By Kyle Cassidy
In 2014, author and photographer Kyle Cassidy published a photo essay on Slate.com called "This is What A Librarian Looks Like," a montage of portraits and a tribute to librarians. Since then, Cassidy has made it his mission to remind us of how essential librarians and libraries are to our communities. His subjects are men and women of all ages, backgrounds, and personal style-from pink hair and leather jackets to button-downs and blazers. In short, notnecessarily what one thinks a librarian looks like. The nearly 220 librarians photographed also share their personal thoughts on what it means to be a librarian. This is What A Librarian Looks Like also includes original essay by some of our most beloved writers, journalists, and commentators including Neil Gaiman, George R.R. Martin, Nancy Pearl, Cory Doctorow, Paula Poundstone, Amanda Palmer, Peter Sagal, Jeff VanderMeer, John Scalzi, Sara Farizan, Amy Dickinson, and others. Cassidy also profiles a handful of especially influential librarians and libraries
Baseball's Best 1000 (Fourth Revised Edition)
By Derek Gentile, Timothy Cebula, Jack Passetto, Brian Sullivan
Using various (and completely subjective) criteria including lifetime statistics, personal and professional contributions to the game at large, sportsmanship, character, popularity with the fans, and more, sports writer Derek Gentile ranks the best players of all time from 1 to 1,000. The selection spans the generations from Edward "Cocky" Collins (1906-1930) to Miguel Cabrera (2003-present). Dozens of Negro league players are also included, as well as sidebars on the greatest Japanese players, women players, and "pre-historic" players from the time before stats and other information was formally recorded. Each entry includes the player's name, positions played, teams played for, and years played, as well as lifetime stats and a biography of the player including his great (and not-so-great) moments and little-known facts. Baseball's Best 1,000 is sure to spark controversy and debate among fans.
Mount Buggery to Nowhere Else
By Eamon Evans
The stories behind Australia's many, many strange, inappropriate and downright hilarious place names.From Dismal Swamp to Useless Loop, Intercourse Island to Dead Mans Gully, Mount Buggery to Nowhere Else, Australia has some of the strangest, funniest, weirdest and most out-of-place names going - now described and explained in one humorous and fascinating book.Australia's vast spaces and irreverent, larrikin history have given us some of the best place names in the world. Ranging from the less than positive (Linger and Die Hill, NSW), to the indelicate (Scented Knob, WA), the idiotic (Eggs and Bacon Bay, TAS) to the inappropriate and the just plain fascinating, MOUNT BUGGERY TO NOWHERE ELSE is a toponymical journey through this nation of weird and wonderful places.'A hilarious and unusual tour of Australia and its history.' DAILY TELEGRAPH
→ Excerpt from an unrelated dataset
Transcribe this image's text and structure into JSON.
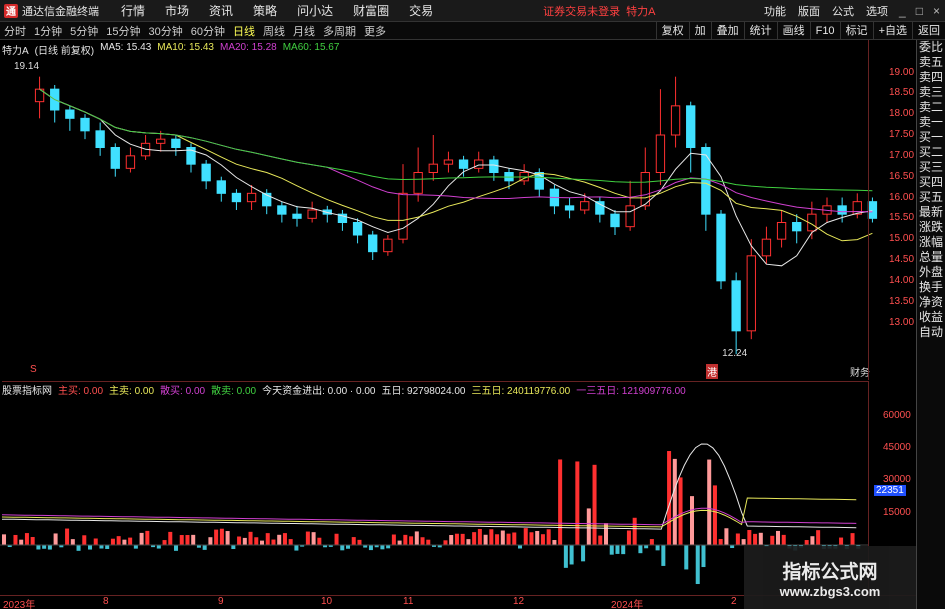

By Tom Gilling
The marines on the First Fleet refused to sail without it. Convicts risked their necks to get hold of it. Rum built a hospital and sparked a revolution, made fortunes and ruined lives. In a society with few luxuries, liquor was power. It played a crucial role, not just in the lives of individuals like James Squire - the London chicken thief who became Australia's first brewer - but in the transformation of a starving penal outpost into a prosperous trading port.Drawing on a wealth of contemporary sources, Grog offers an intoxicating look at the first decades of European settlement and explores the origins of Australia's fraught love affair with the hard stuff.